(When faced with the criticism that their God is too judgmental, some Christians answer that the belief that someone is paying attention, and cares what they do, is exactly what they find so attractive.)

This production by Luke Rogers is very funny, utterly charming and deeply thought provoking. Charlotte Hazard as Sophie and James Raggatt as Jonah give beautifully pitched performances. They gently draw out what is laughable about these quirky characters, but also find the truthfulness that makes them deeply lovable.

I don’t want to give the impression this is some sort of religious play. It’s not. But it does explore themes that have drawn many of the great mystics, of all traditions.

Talking to the one we love maybe important, but the silent acceptance of their presence and the simple acknowledgement of their otherness is where love begins, and where it finds fulfillment.

Paul Gilchrist

 

Blink by Phil Porter

Kings Cross Theatre til March 4

Tix and info here

 

Hero and Companion

3 Feb

Yes, I’m a fan of new work. And of writer-directors.

Some might find my tastes a little unusual. After all, theatre is one of those strange art forms where the norm seems to be that you do other people’s work, preferably once it’s already been done by someone else. (Of course, there are reasons for this: many understandable, few admirable.)

Hero and Companion is new work by writer-director Erica J. Brennan. It’s exciting and experimental, full of beautiful imagery, both visual and linguistic.

The two pieces are explorations of fear and anger.

hero

Photo by Reef Gahaa

The Hero Leaves a Tooth is a comedy of manners, set in a world where women have grown forbidding teeth in their vaginas. It’s a type of revenge fantasy. Set in a dining room amongst friends, it suggests that the potential for violence and fear that underscores sex, especially for women, is found not only in extreme circumstances but in the everyday.

Companion Piece tells of a woman who visits a watch shop for a repair, but it’s she herself who needs mending. If Hero suggests anger, this suggests that anger needs extraction.

These pieces value imagery, risk taking and a seductive resistance to clarity. They brim with metaphor, but rather than ponderously signifying, these metaphors invite reflection. Rather than snapping shut, like a set of teeth, the world opens up.

Brennan has surrounded herself with a quality team. Jake Nielsen and Matthew Predny have written two cracking opening numbers, which effectively introduce the vibrant theatre to follow. The design team (Camilla Turnbull, Ester Karuso-Thurn and Liam O’Keefe) do work that is attractive and effective.

Performances are generally good, especially the pitch perfect energy of Cat Martin and Victoria Greiner in Companion. Each piece has a show stopping monologue, each performed brilliantly – by Pollyanna Nowicki in Hero and Shauntelle Benjamin in Companion. It is in these set pieces that Brennan’s writing most shines.

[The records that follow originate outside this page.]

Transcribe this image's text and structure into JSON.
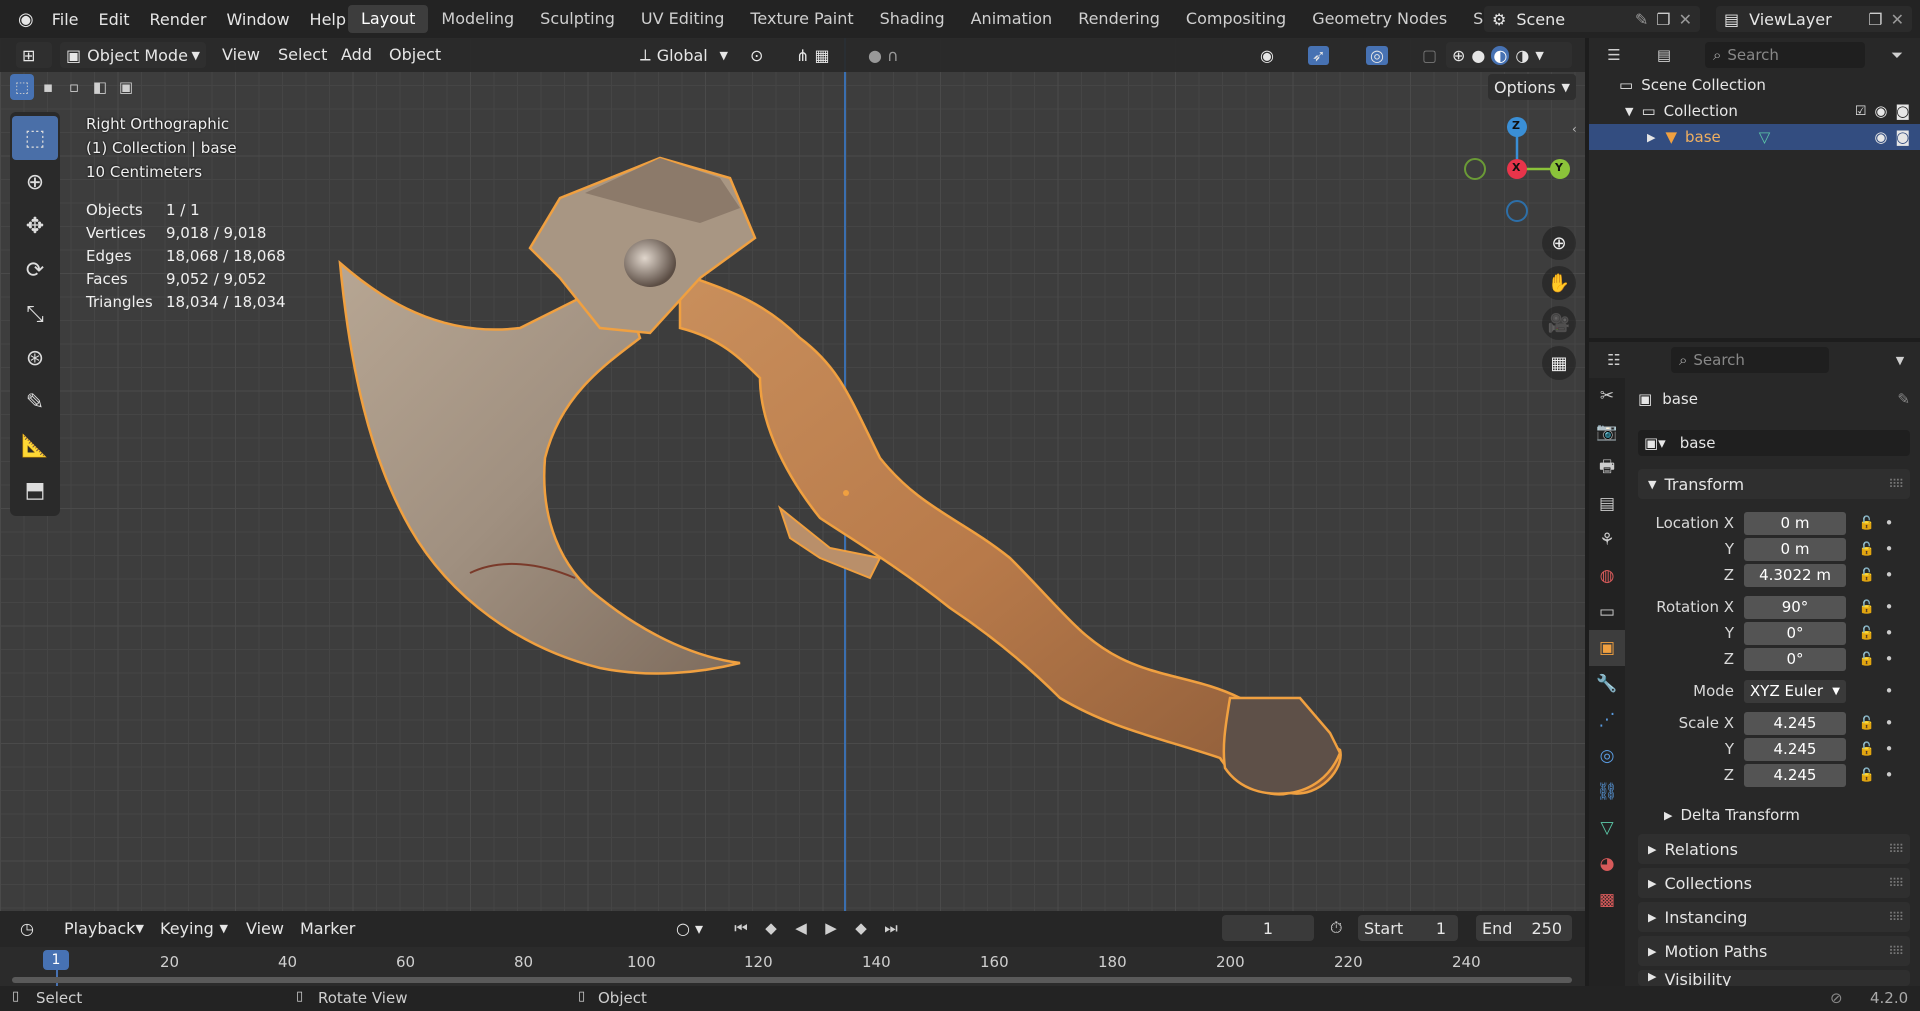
{
  "topbar": {
    "menus": [
      "File",
      "Edit",
      "Render",
      "Window",
      "Help"
    ],
    "workspaces": [
      "Layout",
      "Modeling",
      "Sculpting",
      "UV Editing",
      "Texture Paint",
      "Shading",
      "Animation",
      "Rendering",
      "Compositing",
      "Geometry Nodes",
      "Scripting"
    ],
    "active_workspace": "Layout",
    "scene": "Scene",
    "view_layer": "ViewLayer"
  },
  "viewport": {
    "mode": "Object Mode",
    "menus": [
      "View",
      "Select",
      "Add",
      "Object"
    ],
    "transform_orientation": "Global",
    "options": "Options",
    "view_name": "Right Orthographic",
    "collection_info": "(1) Collection | base",
    "scale_info": "10 Centimeters",
    "stats": [
      {
        "label": "Objects",
        "value": "1 / 1"
      },
      {
        "label": "Vertices",
        "value": "9,018 / 9,018"
      },
      {
        "label": "Edges",
        "value": "18,068 / 18,068"
      },
      {
        "label": "Faces",
        "value": "9,052 / 9,052"
      },
      {
        "label": "Triangles",
        "value": "18,034 / 18,034"
      }
    ],
    "gizmo": {
      "z": "Z",
      "x": "X",
      "y": "Y"
    },
    "colors": {
      "accent": "#4772b3",
      "select_outline": "#f0a040",
      "axis_x": "#e8344a",
      "axis_y": "#8bc33a",
      "axis_z": "#3a8fd6"
    }
  },
  "timeline": {
    "menus": [
      "Playback",
      "Keying",
      "View",
      "Marker"
    ],
    "current_frame": "1",
    "start_label": "Start",
    "start": "1",
    "end_label": "End",
    "end": "250",
    "ticks": [
      "20",
      "40",
      "60",
      "80",
      "100",
      "120",
      "140",
      "160",
      "180",
      "200",
      "220",
      "240"
    ],
    "playhead": "1"
  },
  "statusbar": {
    "items": [
      "Select",
      "Rotate View",
      "Object"
    ],
    "version": "4.2.0"
  },
  "outliner": {
    "search_placeholder": "Search",
    "scene_collection": "Scene Collection",
    "collection": "Collection",
    "object": "base"
  },
  "properties": {
    "search_placeholder": "Search",
    "object_name": "base",
    "datablock": "base",
    "transform_label": "Transform",
    "location": {
      "label_x": "Location X",
      "x": "0 m",
      "y": "0 m",
      "z": "4.3022 m"
    },
    "rotation": {
      "label_x": "Rotation X",
      "x": "90°",
      "y": "0°",
      "z": "0°"
    },
    "mode_label": "Mode",
    "mode": "XYZ Euler",
    "scale": {
      "label_x": "Scale X",
      "x": "4.245",
      "y": "4.245",
      "z": "4.245"
    },
    "axis_y": "Y",
    "axis_z": "Z",
    "sections": [
      "Delta Transform",
      "Relations",
      "Collections",
      "Instancing",
      "Motion Paths",
      "Visibility"
    ]
  }
}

Hero and Companion is presented as part of the Old 505 Freshworks season. The Old 505 should be congratulated for this, and for their ongoing commitment to new work.

Paul Gilchrist

 

Hero and Companion by Erica J. Brennan

Old 505 Theatre til 5 Feb

Tix and info here